The End of Life Vehicle Regulations, which came into force in 2003, require cars to be stripped of all pollutants and recycled at licensed scrap yards.

However, Government figures reveal that only 900,000 certificates of destruction were issued to owners in 2006, even though more than two million cars were taken off the road.

A loophole in the DVLA's licensing system allows owners and unlicensed scrap merchants to deregister a car and avoid paying any more road tax without obtaining a certificate of destruction. They can do this by simply ticking a box on the V5 vehicle registration form.

That means unlicensed operators can remove the metal and other valuable scrap materials and dump the pollutants as untreated waste.

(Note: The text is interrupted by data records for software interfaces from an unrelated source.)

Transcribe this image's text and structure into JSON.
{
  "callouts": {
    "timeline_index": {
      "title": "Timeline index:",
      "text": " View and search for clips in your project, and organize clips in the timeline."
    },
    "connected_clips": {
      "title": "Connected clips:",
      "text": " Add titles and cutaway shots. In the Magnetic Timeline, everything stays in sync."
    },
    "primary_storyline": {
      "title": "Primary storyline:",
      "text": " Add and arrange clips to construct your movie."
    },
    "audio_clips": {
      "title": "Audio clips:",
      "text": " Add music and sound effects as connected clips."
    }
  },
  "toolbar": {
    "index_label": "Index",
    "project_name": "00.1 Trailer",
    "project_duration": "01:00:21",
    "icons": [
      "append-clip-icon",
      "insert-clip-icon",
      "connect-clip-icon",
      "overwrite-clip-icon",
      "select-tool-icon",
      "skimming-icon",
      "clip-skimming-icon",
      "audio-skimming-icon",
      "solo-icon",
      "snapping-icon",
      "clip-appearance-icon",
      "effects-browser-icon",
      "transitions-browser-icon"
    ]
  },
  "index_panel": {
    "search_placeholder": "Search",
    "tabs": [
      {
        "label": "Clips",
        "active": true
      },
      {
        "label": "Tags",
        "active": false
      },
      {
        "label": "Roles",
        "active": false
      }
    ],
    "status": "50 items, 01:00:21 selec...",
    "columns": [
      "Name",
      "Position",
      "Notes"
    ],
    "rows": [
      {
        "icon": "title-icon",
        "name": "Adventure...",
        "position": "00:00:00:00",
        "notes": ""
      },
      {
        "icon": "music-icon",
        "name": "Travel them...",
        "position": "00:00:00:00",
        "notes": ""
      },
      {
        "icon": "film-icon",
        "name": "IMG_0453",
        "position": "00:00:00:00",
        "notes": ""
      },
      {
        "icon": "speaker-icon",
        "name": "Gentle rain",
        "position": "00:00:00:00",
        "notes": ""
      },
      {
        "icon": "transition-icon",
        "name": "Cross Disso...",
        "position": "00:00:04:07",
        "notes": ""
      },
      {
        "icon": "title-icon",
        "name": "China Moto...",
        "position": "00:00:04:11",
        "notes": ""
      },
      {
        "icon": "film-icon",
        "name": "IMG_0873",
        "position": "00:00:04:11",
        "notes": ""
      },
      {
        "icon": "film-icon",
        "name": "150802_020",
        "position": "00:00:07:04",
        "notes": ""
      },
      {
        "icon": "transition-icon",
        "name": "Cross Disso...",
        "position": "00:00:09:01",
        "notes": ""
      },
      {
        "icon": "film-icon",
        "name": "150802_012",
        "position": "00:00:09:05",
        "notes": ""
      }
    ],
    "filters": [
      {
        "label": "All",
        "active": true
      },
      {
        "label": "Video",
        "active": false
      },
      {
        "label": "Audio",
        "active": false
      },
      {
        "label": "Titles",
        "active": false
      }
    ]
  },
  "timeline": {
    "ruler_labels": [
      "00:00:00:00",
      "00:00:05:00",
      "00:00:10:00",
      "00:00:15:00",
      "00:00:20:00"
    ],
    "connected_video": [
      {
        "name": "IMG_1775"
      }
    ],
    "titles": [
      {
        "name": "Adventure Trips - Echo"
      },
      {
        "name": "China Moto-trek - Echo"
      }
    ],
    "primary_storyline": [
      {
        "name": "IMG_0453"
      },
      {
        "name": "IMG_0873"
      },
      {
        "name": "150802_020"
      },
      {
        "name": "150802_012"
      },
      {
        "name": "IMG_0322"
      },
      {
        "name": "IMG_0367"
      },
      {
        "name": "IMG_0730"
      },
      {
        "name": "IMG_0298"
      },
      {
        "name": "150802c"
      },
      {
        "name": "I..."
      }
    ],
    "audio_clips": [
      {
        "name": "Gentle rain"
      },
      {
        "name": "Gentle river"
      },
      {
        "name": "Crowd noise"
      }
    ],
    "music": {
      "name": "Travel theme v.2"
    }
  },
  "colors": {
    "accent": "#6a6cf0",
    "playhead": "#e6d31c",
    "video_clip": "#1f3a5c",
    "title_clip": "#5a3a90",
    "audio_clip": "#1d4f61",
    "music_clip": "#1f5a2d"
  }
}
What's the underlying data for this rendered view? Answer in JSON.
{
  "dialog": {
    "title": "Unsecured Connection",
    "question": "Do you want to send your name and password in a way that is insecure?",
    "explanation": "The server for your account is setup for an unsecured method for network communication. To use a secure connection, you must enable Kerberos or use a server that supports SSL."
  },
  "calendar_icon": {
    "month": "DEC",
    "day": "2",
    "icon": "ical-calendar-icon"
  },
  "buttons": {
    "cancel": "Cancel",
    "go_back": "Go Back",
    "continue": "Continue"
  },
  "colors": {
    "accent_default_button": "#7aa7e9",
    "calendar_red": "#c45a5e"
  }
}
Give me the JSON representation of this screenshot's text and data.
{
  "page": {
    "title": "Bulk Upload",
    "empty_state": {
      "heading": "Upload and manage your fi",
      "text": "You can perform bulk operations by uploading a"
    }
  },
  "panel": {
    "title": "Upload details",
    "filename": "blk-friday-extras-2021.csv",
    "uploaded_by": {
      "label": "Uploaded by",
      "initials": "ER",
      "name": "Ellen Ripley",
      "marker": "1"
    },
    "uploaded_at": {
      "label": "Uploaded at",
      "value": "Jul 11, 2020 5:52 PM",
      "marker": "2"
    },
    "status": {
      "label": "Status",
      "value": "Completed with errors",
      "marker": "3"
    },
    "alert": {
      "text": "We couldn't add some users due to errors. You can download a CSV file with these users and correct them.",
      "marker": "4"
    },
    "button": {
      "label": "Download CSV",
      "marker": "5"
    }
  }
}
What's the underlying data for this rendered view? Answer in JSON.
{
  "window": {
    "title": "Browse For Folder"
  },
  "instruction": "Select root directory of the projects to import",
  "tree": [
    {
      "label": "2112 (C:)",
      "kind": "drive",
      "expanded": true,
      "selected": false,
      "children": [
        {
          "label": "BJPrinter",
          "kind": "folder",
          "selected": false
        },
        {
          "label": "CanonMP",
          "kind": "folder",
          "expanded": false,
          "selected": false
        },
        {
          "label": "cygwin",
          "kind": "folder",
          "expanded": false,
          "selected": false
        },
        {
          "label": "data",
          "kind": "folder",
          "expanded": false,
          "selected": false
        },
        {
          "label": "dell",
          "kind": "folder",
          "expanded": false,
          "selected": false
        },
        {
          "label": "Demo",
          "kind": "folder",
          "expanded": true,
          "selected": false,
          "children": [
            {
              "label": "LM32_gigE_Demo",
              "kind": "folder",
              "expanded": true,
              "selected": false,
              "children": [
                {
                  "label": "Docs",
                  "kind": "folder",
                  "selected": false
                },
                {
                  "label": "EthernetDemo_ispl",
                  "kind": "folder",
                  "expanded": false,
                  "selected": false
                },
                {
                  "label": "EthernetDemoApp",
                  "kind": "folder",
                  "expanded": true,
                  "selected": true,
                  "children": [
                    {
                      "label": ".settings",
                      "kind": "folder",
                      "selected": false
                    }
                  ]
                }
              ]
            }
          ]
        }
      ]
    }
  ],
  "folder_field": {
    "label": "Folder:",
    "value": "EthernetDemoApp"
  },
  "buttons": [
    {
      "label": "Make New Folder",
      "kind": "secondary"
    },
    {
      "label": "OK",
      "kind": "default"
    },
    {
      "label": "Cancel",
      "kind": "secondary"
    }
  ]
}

Paul Everitt, chief executive of the Society of Motor Manufacturers and Traders, said: 'We are very disappointed that the two Government agencies [the DVLA and Environment Agency] have failed to address this loophole.'

The DVLA said it is working to find a solution.